Dr. Greene advises against consequences as they are reactive approaches that are not only not able to hold a child accountable, nor are they able to address what is getting in the way of meeting expectations. Consequences are a behavioral modification strategy based on the belief that a child is poorly motivated when they lack the skills to respond more adaptively to problems and frustrations. 

Caretakers should dedicate 90% of their time to proactively identifying and resolving potential issues, reserving 10% for unforeseen problems.  Once the lagging skills and unsolved problems are recognized, interventions can be proactive. 

Watch the clip below ⤵️.








4. Kids do well if they can. 

The opposing mentality says kids do well if they want to, but that is not the case. Adults often times associate kids with challenging behavior issues as attention-seeking, manipulative, and coercive. These are assumptions that happen when we do not consult the kids themselves. But the case is that they are lacking the necessary skills to tackle the unsolved problems. 

What are those necessary skills? Emotion regulation, problem-solving, frustration tolerance, flexibility/adaptability. By solving problems collaboratively with children, they can hone these skills so they can respond to problems and frustrations adaptively. 

5. Doing well is preferable. 

Kids much prefer to be doing well. When a child displays concerning behavior, caretakers typically teach a substitute behavior and offer rewards for its display. The child then seeks positive reinforcement and changes their behavior, while the underlying issue remains unaddressed. Prioritize the issue.

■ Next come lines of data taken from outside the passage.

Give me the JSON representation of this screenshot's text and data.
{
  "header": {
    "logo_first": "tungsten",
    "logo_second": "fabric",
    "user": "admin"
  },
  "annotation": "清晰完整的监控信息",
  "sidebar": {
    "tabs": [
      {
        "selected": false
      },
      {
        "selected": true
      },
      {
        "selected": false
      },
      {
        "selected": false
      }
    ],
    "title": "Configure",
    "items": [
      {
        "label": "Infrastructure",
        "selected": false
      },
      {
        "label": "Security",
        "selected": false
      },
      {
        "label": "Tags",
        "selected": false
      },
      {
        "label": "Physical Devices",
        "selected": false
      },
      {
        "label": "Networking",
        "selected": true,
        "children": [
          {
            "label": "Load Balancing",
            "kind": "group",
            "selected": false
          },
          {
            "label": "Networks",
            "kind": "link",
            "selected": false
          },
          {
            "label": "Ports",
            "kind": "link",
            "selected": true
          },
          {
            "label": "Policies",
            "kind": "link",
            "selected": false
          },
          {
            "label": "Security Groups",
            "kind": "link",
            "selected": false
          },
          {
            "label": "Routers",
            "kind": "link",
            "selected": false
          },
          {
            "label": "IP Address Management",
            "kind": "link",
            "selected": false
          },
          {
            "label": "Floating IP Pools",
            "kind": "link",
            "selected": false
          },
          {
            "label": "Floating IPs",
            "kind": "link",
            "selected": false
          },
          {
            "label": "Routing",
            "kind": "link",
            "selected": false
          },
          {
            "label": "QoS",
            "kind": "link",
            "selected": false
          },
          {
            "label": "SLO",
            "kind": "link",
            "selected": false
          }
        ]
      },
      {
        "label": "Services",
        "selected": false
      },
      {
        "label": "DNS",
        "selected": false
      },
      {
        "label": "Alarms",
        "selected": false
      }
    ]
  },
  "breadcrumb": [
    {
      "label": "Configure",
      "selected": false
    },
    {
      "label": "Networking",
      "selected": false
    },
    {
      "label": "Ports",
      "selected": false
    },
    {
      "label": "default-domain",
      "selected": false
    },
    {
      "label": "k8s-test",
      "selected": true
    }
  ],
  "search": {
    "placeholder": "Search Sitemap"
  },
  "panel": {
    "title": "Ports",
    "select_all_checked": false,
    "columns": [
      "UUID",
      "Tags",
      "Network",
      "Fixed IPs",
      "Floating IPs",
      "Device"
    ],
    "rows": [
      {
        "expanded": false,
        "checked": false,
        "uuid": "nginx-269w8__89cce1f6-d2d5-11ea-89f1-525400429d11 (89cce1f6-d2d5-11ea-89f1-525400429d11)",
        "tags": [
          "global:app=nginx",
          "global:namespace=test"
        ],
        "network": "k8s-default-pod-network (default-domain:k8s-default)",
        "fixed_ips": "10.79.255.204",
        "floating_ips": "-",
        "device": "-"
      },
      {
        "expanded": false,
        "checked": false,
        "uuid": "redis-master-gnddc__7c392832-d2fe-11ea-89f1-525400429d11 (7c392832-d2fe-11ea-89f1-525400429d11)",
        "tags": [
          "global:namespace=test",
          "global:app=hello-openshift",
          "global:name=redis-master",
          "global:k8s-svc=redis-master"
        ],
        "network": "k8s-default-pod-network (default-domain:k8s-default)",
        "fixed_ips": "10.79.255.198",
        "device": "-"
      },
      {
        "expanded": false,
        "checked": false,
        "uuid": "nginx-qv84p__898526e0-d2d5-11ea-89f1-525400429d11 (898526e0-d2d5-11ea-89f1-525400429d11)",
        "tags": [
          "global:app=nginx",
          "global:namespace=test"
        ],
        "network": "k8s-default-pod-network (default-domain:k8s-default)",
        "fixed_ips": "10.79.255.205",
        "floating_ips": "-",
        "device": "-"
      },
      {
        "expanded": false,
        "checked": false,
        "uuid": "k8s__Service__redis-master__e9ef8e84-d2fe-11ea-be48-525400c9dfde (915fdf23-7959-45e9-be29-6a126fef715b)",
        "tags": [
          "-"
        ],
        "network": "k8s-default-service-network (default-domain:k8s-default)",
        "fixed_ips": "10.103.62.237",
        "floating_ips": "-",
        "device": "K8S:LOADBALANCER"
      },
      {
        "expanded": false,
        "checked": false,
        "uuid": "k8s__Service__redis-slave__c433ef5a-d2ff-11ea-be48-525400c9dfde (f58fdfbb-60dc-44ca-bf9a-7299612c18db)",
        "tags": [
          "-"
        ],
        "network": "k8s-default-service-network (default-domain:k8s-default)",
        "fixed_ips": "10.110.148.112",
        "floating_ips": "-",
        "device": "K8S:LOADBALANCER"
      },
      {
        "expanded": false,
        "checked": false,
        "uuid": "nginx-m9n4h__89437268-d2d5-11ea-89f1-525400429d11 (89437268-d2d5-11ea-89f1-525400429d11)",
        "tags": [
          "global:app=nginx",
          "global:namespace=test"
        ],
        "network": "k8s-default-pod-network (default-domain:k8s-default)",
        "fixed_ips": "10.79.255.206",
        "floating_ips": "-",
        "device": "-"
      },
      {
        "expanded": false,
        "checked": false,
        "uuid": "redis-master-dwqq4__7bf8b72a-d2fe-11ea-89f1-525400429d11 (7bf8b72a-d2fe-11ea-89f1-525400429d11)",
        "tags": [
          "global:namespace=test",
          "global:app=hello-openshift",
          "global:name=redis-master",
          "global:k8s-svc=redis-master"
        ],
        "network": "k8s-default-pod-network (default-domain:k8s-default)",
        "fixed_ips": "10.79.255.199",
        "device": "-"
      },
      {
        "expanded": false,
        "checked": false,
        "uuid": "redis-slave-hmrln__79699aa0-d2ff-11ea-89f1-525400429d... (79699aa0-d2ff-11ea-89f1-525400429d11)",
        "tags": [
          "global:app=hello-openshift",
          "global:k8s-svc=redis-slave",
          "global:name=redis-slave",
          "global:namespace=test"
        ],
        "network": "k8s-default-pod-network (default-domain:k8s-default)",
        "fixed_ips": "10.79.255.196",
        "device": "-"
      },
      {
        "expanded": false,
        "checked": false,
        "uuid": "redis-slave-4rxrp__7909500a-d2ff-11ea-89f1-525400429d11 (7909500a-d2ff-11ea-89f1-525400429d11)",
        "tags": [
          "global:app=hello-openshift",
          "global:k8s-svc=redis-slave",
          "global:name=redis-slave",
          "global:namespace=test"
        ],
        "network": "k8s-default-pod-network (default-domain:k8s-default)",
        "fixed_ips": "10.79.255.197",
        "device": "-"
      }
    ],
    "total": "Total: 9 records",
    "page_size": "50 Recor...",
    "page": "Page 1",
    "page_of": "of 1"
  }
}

Stay tuned for part 2 where we will dissect Dr. Greene's suggested options for handling unsolved problems. Be sure to check out the full video and you can find the video slides here.